Kostas Vavitsas: You recently moved to Cyprus from the UK and you are going to start your own lab very soon. What are the most striking differences between the two research environments?
Iro Tsipa: In the UK, I was working in a world-leading institution, Imperial College London, and in a cutting-edge research centre, SynbiCITE. So, the research could run smoothly in terms of support in equipment and consumables, communicating ideas, being able to attend and participate in conferences. In Cyprus, these are not for granted, I had to prioritize the tasks in the projects I participate in, as the budgets are much lower. I feel more responsible for the choices I make. This was quite challenging in the beginning but now I understand better the priorities of a lab and a project and it helped a lot to be prepared for my next job.
Kostas: Do you feel prepared to start your new role?
Iro: I’m very excited to start working as a PI, have my lab and contribute to realistic solutions for environmental bioremediation and bioprocessing. I feel prepared about that. It seems like a natural next step to my academic career. The main challenges are: (i) get funded to be able to have the necessary equipment and working environment, (ii) find young people who share the same passion for environmental biotechnology to make a strong team and (iii) make a multi-disciplinary network of partners and collaborators who appreciate science to share ideas and try to answer key scientific questions.
Kostas: What is the true potential of environmental biotechnology and synthetic biology? Any interesting application that came up recently or will be out soon?
Iro: Environmental sustainability is at the core of the challenges of synthetic biology community. Engineered microbes and synthetic microbial consortia can substantially assist in limiting CO2 levels, recovering phosphorus, bioremediating and biodegrading resistant and toxic compounds that natural strains cannot process (yet)… Plastics and micropollutants biodegradation assisted by engineered microbes is an interesting field of emerging concern, which has attracted attention in recent years. Further, bioprocessing is a bottleneck in synthetic biology. We recently submitted a paper with my academic mentor, Sakis Mantalaris, and close collaborator, Gizem Buldum, of a kinetic model of synthetic genetic circuits predicting product formation towards microbial cell factories bioprocessing. I hope that this project will provide a different point of view of mathematical modelling and process intensification in synthetic biology.
Kostas: What is the single most important piece of advice you would give to an early career researcher in synthetic biology?
Iro: I would say ‘follow your own path’, find what fascinates you the most based on your background and knowledge, do your own research in the literature and start building on. Also, perform a thorough research of which groups work on similar projects and try to be inspired. Research and science are based on team efforts which can result in a great individual result.
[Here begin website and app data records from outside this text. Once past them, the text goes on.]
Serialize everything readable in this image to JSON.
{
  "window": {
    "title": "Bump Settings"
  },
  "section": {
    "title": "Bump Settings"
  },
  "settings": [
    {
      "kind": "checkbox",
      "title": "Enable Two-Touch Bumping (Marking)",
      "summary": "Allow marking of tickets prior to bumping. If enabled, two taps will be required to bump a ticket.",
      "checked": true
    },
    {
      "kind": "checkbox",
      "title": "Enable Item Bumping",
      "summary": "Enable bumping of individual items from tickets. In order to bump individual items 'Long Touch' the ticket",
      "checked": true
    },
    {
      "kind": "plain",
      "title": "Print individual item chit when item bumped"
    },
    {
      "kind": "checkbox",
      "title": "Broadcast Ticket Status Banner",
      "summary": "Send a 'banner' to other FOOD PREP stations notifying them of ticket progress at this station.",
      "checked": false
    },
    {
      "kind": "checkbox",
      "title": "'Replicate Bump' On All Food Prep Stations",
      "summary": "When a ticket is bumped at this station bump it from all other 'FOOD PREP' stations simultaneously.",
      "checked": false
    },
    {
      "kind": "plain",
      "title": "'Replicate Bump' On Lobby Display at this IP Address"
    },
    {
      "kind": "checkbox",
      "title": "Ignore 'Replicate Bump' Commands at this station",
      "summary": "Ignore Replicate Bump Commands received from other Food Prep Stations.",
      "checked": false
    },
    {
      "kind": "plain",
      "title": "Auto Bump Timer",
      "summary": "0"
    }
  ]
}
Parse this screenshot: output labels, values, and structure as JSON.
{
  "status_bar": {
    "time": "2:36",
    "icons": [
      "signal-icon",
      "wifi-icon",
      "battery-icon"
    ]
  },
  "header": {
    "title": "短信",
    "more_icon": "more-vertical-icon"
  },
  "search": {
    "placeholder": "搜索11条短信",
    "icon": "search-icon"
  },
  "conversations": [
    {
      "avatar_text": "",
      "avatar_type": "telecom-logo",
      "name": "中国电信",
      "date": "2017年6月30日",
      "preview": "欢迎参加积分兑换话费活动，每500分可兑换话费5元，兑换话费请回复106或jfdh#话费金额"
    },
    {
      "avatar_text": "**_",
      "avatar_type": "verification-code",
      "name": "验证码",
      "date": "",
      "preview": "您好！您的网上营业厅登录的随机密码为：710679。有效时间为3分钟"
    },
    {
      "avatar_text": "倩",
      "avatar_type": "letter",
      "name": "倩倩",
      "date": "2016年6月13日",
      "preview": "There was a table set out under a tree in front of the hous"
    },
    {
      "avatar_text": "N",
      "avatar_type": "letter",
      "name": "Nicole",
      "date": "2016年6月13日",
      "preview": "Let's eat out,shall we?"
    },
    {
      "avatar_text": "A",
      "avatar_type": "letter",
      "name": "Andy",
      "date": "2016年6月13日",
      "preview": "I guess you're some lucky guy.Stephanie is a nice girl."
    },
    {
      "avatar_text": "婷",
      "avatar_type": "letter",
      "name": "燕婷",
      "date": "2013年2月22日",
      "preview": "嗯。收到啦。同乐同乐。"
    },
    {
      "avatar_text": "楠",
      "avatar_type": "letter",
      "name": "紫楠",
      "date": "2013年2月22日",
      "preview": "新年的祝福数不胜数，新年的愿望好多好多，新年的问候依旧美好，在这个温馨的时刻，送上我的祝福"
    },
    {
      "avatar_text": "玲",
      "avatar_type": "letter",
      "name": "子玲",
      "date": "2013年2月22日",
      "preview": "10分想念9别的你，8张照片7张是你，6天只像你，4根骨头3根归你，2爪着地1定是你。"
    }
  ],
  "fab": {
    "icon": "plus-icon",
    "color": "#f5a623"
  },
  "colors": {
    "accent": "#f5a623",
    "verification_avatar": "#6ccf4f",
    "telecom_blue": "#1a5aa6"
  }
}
In August 2019, Argyro (Iro) Tsipa will start working as a Lecturer in Environmental Biotechnology in the Department of Civil and Environmental Engineering and Nireas International Research Centre, at University of Cyprus.Currently, she has been a Senior Researcherin the Department of Environmental Science and Technologyat Cyprus University of Technology. She obtained a Diploma in Chemical Engineering from the National Technical University of Athens, an MSc in Chemical Engineering with Biotechnology from Imperial College London where she also got her PhD in Bioprocess Systems Engineering. Before her current appointment, she worked as a Research Associate at the UK’s National Innovation and Knowledge Centre for Synthetic Biology (SynbiCITE) and the London DNA Foundry. Iro is considered as an expert in transcriptomics and proteomics. She has been instrumental in developing an integrated experimental-modelling framework to design optimal bioprocesses with applications in Industrial and Environmental Biotechnology, and Synthetic Biology. She developed and is responsible for the molecular biology facility of her current lab and the OzoneBioPro project developing a hybrid ozonation-bioremediation treatment of drill cuttings of the drilling operations in Cyprus.